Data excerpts
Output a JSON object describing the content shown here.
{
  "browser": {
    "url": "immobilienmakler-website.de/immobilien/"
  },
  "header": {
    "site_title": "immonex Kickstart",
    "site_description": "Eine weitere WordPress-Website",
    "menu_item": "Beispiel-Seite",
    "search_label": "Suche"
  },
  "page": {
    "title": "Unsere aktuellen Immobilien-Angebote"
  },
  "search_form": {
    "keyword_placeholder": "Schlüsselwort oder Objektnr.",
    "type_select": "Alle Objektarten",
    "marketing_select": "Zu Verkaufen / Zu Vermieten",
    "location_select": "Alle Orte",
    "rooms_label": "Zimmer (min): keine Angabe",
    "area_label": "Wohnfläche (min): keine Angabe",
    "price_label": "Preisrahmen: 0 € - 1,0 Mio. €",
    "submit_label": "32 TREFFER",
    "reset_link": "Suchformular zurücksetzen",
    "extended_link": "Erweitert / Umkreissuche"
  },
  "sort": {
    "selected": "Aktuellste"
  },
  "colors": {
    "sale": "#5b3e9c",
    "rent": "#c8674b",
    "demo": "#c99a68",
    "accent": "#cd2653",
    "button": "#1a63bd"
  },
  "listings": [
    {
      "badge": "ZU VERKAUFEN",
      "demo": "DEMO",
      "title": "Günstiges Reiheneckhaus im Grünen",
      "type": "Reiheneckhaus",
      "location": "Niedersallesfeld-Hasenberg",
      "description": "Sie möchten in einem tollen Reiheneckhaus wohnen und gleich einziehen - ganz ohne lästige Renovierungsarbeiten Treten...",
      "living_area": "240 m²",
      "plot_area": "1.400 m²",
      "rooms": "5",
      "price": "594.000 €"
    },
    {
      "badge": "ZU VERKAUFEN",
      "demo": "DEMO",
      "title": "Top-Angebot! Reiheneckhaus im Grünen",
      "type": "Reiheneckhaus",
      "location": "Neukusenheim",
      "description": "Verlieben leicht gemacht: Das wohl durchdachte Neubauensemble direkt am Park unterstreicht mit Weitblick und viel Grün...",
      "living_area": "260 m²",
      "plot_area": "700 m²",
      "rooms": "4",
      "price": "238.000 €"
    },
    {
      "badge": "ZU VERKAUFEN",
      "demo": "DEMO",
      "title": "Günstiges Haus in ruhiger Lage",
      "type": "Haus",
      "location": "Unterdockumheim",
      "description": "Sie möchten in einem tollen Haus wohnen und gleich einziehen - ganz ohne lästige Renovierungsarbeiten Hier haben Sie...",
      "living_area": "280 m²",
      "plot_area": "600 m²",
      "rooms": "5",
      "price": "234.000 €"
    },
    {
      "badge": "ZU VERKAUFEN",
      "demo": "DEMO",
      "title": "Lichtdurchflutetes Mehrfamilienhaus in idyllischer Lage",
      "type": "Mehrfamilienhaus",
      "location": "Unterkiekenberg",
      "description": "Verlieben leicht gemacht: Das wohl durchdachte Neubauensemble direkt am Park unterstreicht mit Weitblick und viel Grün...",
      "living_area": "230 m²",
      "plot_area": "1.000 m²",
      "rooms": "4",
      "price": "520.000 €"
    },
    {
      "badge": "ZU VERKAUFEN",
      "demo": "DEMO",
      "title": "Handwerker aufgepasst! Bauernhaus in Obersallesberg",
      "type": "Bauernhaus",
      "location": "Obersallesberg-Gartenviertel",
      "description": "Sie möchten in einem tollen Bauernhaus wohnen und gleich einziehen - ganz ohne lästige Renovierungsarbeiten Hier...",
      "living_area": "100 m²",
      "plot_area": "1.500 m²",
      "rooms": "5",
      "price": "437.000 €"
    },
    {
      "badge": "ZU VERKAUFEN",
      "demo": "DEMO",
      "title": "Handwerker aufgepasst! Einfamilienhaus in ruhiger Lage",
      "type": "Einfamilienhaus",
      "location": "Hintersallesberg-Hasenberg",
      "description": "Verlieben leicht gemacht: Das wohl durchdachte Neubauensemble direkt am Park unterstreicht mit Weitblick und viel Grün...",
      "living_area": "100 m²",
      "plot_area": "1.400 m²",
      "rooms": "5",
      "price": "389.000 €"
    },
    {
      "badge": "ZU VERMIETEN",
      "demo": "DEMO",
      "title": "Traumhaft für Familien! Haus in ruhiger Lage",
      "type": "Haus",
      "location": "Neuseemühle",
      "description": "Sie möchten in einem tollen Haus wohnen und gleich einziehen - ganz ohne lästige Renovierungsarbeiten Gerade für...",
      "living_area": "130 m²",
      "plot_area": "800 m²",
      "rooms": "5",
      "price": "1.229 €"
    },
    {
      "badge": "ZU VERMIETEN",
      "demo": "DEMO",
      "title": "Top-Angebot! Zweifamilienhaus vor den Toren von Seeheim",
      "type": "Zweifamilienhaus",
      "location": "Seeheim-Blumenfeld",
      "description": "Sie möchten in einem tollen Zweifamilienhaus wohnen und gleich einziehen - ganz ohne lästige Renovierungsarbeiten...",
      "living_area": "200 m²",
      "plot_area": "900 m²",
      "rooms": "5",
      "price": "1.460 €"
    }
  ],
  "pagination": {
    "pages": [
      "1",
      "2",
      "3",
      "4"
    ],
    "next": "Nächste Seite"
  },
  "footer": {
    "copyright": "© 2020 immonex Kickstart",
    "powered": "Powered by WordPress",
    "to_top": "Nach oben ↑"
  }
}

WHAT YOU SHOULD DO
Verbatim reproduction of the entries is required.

SOLVED EXERCISE
Output a JSON object describing the content shown here.
{
  "browser": {
    "url": "immobilienmakler-website.de/immobilien/"
  },
  "header": {
    "site_title": "immonex Kickstart",
    "site_description": "Eine weitere WordPress-Website",
    "menu_item": "Beispiel-Seite",
    "search_label": "Suche"
  },
  "page": {
    "title": "Unsere aktuellen Immobilien-Angebote"
  },
  "search_form": {
    "keyword_placeholder": "Schlüsselwort oder Objektnr.",
    "type_select": "Alle Objektarten",
    "marketing_select": "Zu Verkaufen / Zu Vermieten",
    "location_select": "Alle Orte",
    "rooms_label": "Zimmer (min): keine Angabe",
    "area_label": "Wohnfläche (min): keine Angabe",
    "price_label": "Preisrahmen: 0 € - 1,0 Mio. €",
    "submit_label": "32 TREFFER",
    "reset_link": "Suchformular zurücksetzen",
    "extended_link": "Erweitert / Umkreissuche"
  },
  "sort": {
    "selected": "Aktuellste"
  },
  "colors": {
    "sale": "#5b3e9c",
    "rent": "#c8674b",
    "demo": "#c99a68",
    "accent": "#cd2653",
    "button": "#1a63bd"
  },
  "listings": [
    {
      "badge": "ZU VERKAUFEN",
      "demo": "DEMO",
      "title": "Günstiges Reiheneckhaus im Grünen",
      "type": "Reiheneckhaus",
      "location": "Niedersallesfeld-Hasenberg",
      "description": "Sie möchten in einem tollen Reiheneckhaus wohnen und gleich einziehen - ganz ohne lästige Renovierungsarbeiten Treten...",
      "living_area": "240 m²",
      "plot_area": "1.400 m²",
      "rooms": "5",
      "price": "594.000 €"
    },
    {
      "badge": "ZU VERKAUFEN",
      "demo": "DEMO",
      "title": "Top-Angebot! Reiheneckhaus im Grünen",
      "type": "Reiheneckhaus",
      "location": "Neukusenheim",
      "description": "Verlieben leicht gemacht: Das wohl durchdachte Neubauensemble direkt am Park unterstreicht mit Weitblick und viel Grün...",
      "living_area": "260 m²",
      "plot_area": "700 m²",
      "rooms": "4",
      "price": "238.000 €"
    },
    {
      "badge": "ZU VERKAUFEN",
      "demo": "DEMO",
      "title": "Günstiges Haus in ruhiger Lage",
      "type": "Haus",
      "location": "Unterdockumheim",
      "description": "Sie möchten in einem tollen Haus wohnen und gleich einziehen - ganz ohne lästige Renovierungsarbeiten Hier haben Sie...",
      "living_area": "280 m²",
      "plot_area": "600 m²",
      "rooms": "5",
      "price": "234.000 €"
    },
    {
      "badge": "ZU VERKAUFEN",
      "demo": "DEMO",
      "title": "Lichtdurchflutetes Mehrfamilienhaus in idyllischer Lage",
      "type": "Mehrfamilienhaus",
      "location": "Unterkiekenberg",
      "description": "Verlieben leicht gemacht: Das wohl durchdachte Neubauensemble direkt am Park unterstreicht mit Weitblick und viel Grün...",
      "living_area": "230 m²",
      "plot_area": "1.000 m²",
      "rooms": "4",
      "price": "520.000 €"
    },
    {
      "badge": "ZU VERKAUFEN",
      "demo": "DEMO",
      "title": "Handwerker aufgepasst! Bauernhaus in Obersallesberg",
      "type": "Bauernhaus",
      "location": "Obersallesberg-Gartenviertel",
      "description": "Sie möchten in einem tollen Bauernhaus wohnen und gleich einziehen - ganz ohne lästige Renovierungsarbeiten Hier...",
      "living_area": "100 m²",
      "plot_area": "1.500 m²",
      "rooms": "5",
      "price": "437.000 €"
    },
    {
      "badge": "ZU VERKAUFEN",
      "demo": "DEMO",
      "title": "Handwerker aufgepasst! Einfamilienhaus in ruhiger Lage",
      "type": "Einfamilienhaus",
      "location": "Hintersallesberg-Hasenberg",
      "description": "Verlieben leicht gemacht: Das wohl durchdachte Neubauensemble direkt am Park unterstreicht mit Weitblick und viel Grün...",
      "living_area": "100 m²",
      "plot_area": "1.400 m²",
      "rooms": "5",
      "price": "389.000 €"
    },
    {
      "badge": "ZU VERMIETEN",
      "demo": "DEMO",
      "title": "Traumhaft für Familien! Haus in ruhiger Lage",
      "type": "Haus",
      "location": "Neuseemühle",
      "description": "Sie möchten in einem tollen Haus wohnen und gleich einziehen - ganz ohne lästige Renovierungsarbeiten Gerade für...",
      "living_area": "130 m²",
      "plot_area": "800 m²",
      "rooms": "5",
      "price": "1.229 €"
    },
    {
      "badge": "ZU VERMIETEN",
      "demo": "DEMO",
      "title": "Top-Angebot! Zweifamilienhaus vor den Toren von Seeheim",
      "type": "Zweifamilienhaus",
      "location": "Seeheim-Blumenfeld",
      "description": "Sie möchten in einem tollen Zweifamilienhaus wohnen und gleich einziehen - ganz ohne lästige Renovierungsarbeiten...",
      "living_area": "200 m²",
      "plot_area": "900 m²",
      "rooms": "5",
      "price": "1.460 €"
    }
  ],
  "pagination": {
    "pages": [
      "1",
      "2",
      "3",
      "4"
    ],
    "next": "Nächste Seite"
  },
  "footer": {
    "copyright": "© 2020 immonex Kickstart",
    "powered": "Powered by WordPress",
    "to_top": "Nach oben ↑"
  }
}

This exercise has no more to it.